Question: I am a permanent deacon who is very concerned that the liturgy is done properly. Our pastor has begun to call the children forward for a blessing at the end of the main Sunday Mass. I have searched the official documents and found no justification for this. Can you shed some light on this for me?
— Name and address withheld
Answer: The blessing of children as part of the general blessing of the people at the end of Mass is a highly popular practice and seems justified by reference to the official Book of Blessings. While the Order of Mass does not provide a specific blessing of children, the Book of Blessings provides a blessing that can be incorporated into the celebration of Mass.
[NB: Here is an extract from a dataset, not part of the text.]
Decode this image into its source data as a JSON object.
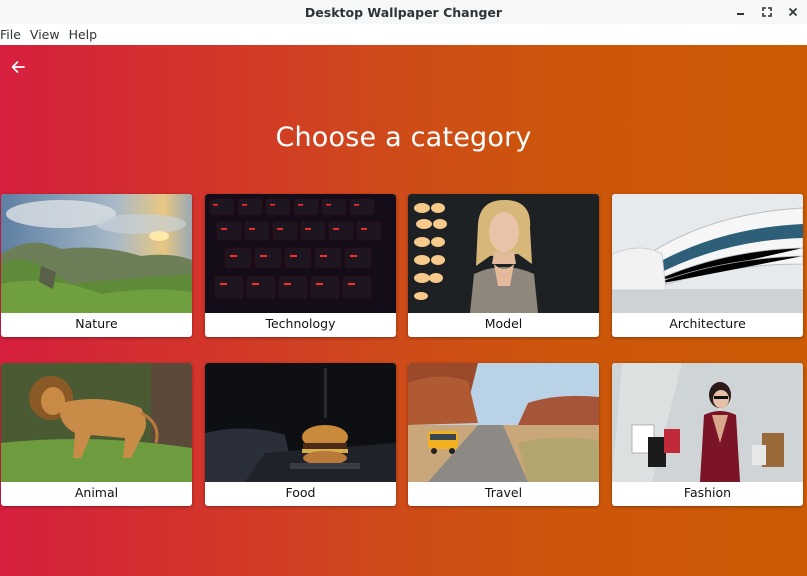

The Introduction to the Orders for the Blessing of Children begins by stating: “There are many pastoral occasions for giving praise to God and praying for children who have already been baptized: for example, when the parents request a blessing, when special feasts are held for children, when the school year begins. The cel-ebration of a blessing is to be adapted to the circumstances” (No. 135).
While the Order for the Blessing of Baptized Children is a little lengthy, the introduction provides that “the minister should adapt the celebration to the circumstances of the families and children involved” (No. 137). Thus the priest may adapt the blessing for use at the end of Mass. The key element is the Prayer of Blessing itself, which is well-written.
As a pastor who himself calls the children forward to the bottom of the sanctuary for a blessing, I find that it works very well to use the Prayer of Blessing for children that reads as follows: “Lord, our God, out of the speech of little children you have fashioned a hymn of praise. Look with kindness on these children whom the faith of the Church commends to your tender care. Your Son, born of the Virgin Mary, gladly welcomed little children. He took them in his arms, blessed them, and held them up as an example for all. We pray that you, Father, will also send your blessing on them, so that they may grow in Christian maturity and, by the power of the Holy Spirit, become Christ’s witnesses in the world, spreading and defending the faith. We ask this through Christ our Lord. Amen.” This is appropriately followed by the general blessing of the people.
While I appreciate your desire to see the liturgy done correctly and according to the book, not every situation or circumstance is provided for. The widespread parental desire for a blessing of children at the end of Mass is one of them. What I am proposing here seems to be an appropriate adaptation of the liturgy for genuine pastoral need, and it respects the theology and integrity of the liturgy.
Way of the Cross chaplet
Question: Recently on a trip to Rome I purchased a rosary only to find out that it was something called a Stations of the Cross rosary. Can you enlighten me on this?
— Rickey Walker, Bountiful, Utah
Answer: This rosarylike aid to prayer, properly called a chaplet, is meant to assist people who are not physically able to walk the Way of the Cross to identify with Christ’s sufferings and death. The chaplet consists of 15 groups of three beads each, between which medals are representing the 14 Stations of the Cross. On the three beads between each station, one prays the Our Father, Hail Mary and Glory Be.
Msgr. M. Francis Mannion is a priest and theologian of the Diocese of Salt Lake City. Send your questions to Pastoral Answers, Our Sunday Visitor, 200 Noll Plaza, Huntington, IN 46750 or to firstname.lastname@example.org. Letters must be signed, but anonymity may be requested.